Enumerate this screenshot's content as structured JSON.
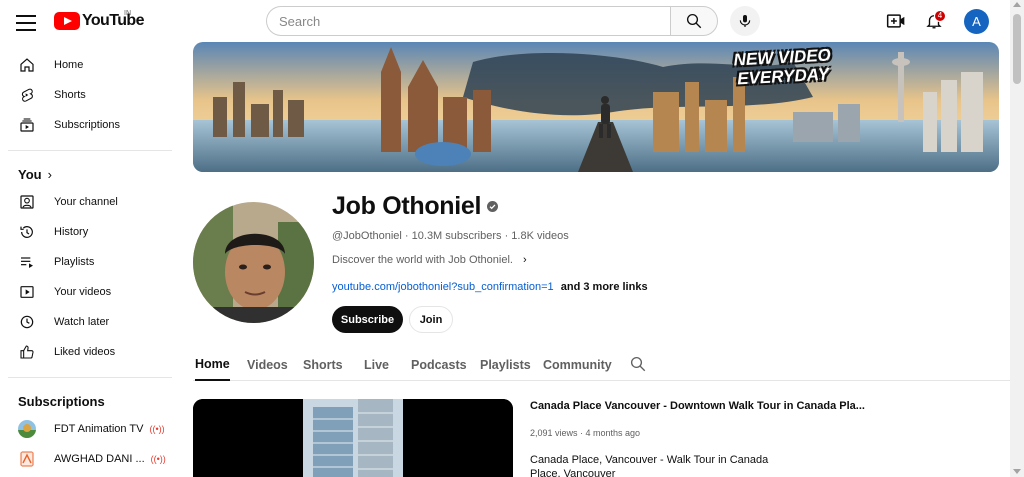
{
  "header": {
    "logo_text": "YouTube",
    "country_code": "IN",
    "search_placeholder": "Search",
    "notification_count": "4",
    "avatar_letter": "A"
  },
  "sidebar": {
    "main_items": [
      {
        "label": "Home",
        "icon": "home-icon"
      },
      {
        "label": "Shorts",
        "icon": "shorts-icon"
      },
      {
        "label": "Subscriptions",
        "icon": "subscriptions-icon"
      }
    ],
    "you_heading": "You",
    "you_items": [
      {
        "label": "Your channel",
        "icon": "your-channel-icon"
      },
      {
        "label": "History",
        "icon": "history-icon"
      },
      {
        "label": "Playlists",
        "icon": "playlists-icon"
      },
      {
        "label": "Your videos",
        "icon": "your-videos-icon"
      },
      {
        "label": "Watch later",
        "icon": "watch-later-icon"
      },
      {
        "label": "Liked videos",
        "icon": "liked-videos-icon"
      }
    ],
    "subscriptions_heading": "Subscriptions",
    "subscriptions": [
      {
        "name": "FDT Animation TV",
        "live": true
      },
      {
        "name": "AWGHAD DANI ...",
        "live": true
      }
    ]
  },
  "channel": {
    "banner_tagline_line1": "NEW VIDEO",
    "banner_tagline_line2": "EVERYDAY",
    "name": "Job Othoniel",
    "meta": "@JobOthoniel · 10.3M subscribers · 1.8K videos",
    "description": "Discover the world with Job Othoniel.",
    "link": "youtube.com/jobothoniel?sub_confirmation=1",
    "more_links": "and 3 more links",
    "subscribe_label": "Subscribe",
    "join_label": "Join"
  },
  "tabs": [
    "Home",
    "Videos",
    "Shorts",
    "Live",
    "Podcasts",
    "Playlists",
    "Community"
  ],
  "active_tab": "Home",
  "featured_video": {
    "title": "Canada Place Vancouver - Downtown Walk Tour in Canada Pla...",
    "meta": "2,091 views · 4 months ago",
    "description": "Canada Place, Vancouver - Walk Tour in Canada Place, Vancouver"
  },
  "colors": {
    "brand_red": "#ff0000",
    "link_blue": "#065fd4",
    "avatar_blue": "#1565c0",
    "badge_red": "#cc0000"
  }
}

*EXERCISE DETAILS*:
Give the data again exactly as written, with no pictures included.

*ANSWER TO THIS TASK*:
Enumerate this screenshot's content as structured JSON.
{
  "header": {
    "logo_text": "YouTube",
    "country_code": "IN",
    "search_placeholder": "Search",
    "notification_count": "4",
    "avatar_letter": "A"
  },
  "sidebar": {
    "main_items": [
      {
        "label": "Home",
        "icon": "home-icon"
      },
      {
        "label": "Shorts",
        "icon": "shorts-icon"
      },
      {
        "label": "Subscriptions",
        "icon": "subscriptions-icon"
      }
    ],
    "you_heading": "You",
    "you_items": [
      {
        "label": "Your channel",
        "icon": "your-channel-icon"
      },
      {
        "label": "History",
        "icon": "history-icon"
      },
      {
        "label": "Playlists",
        "icon": "playlists-icon"
      },
      {
        "label": "Your videos",
        "icon": "your-videos-icon"
      },
      {
        "label": "Watch later",
        "icon": "watch-later-icon"
      },
      {
        "label": "Liked videos",
        "icon": "liked-videos-icon"
      }
    ],
    "subscriptions_heading": "Subscriptions",
    "subscriptions": [
      {
        "name": "FDT Animation TV",
        "live": true
      },
      {
        "name": "AWGHAD DANI ...",
        "live": true
      }
    ]
  },
  "channel": {
    "banner_tagline_line1": "NEW VIDEO",
    "banner_tagline_line2": "EVERYDAY",
    "name": "Job Othoniel",
    "meta": "@JobOthoniel · 10.3M subscribers · 1.8K videos",
    "description": "Discover the world with Job Othoniel.",
    "link": "youtube.com/jobothoniel?sub_confirmation=1",
    "more_links": "and 3 more links",
    "subscribe_label": "Subscribe",
    "join_label": "Join"
  },
  "tabs": [
    "Home",
    "Videos",
    "Shorts",
    "Live",
    "Podcasts",
    "Playlists",
    "Community"
  ],
  "active_tab": "Home",
  "featured_video": {
    "title": "Canada Place Vancouver - Downtown Walk Tour in Canada Pla...",
    "meta": "2,091 views · 4 months ago",
    "description": "Canada Place, Vancouver - Walk Tour in Canada Place, Vancouver"
  },
  "colors": {
    "brand_red": "#ff0000",
    "link_blue": "#065fd4",
    "avatar_blue": "#1565c0",
    "badge_red": "#cc0000"
  }
}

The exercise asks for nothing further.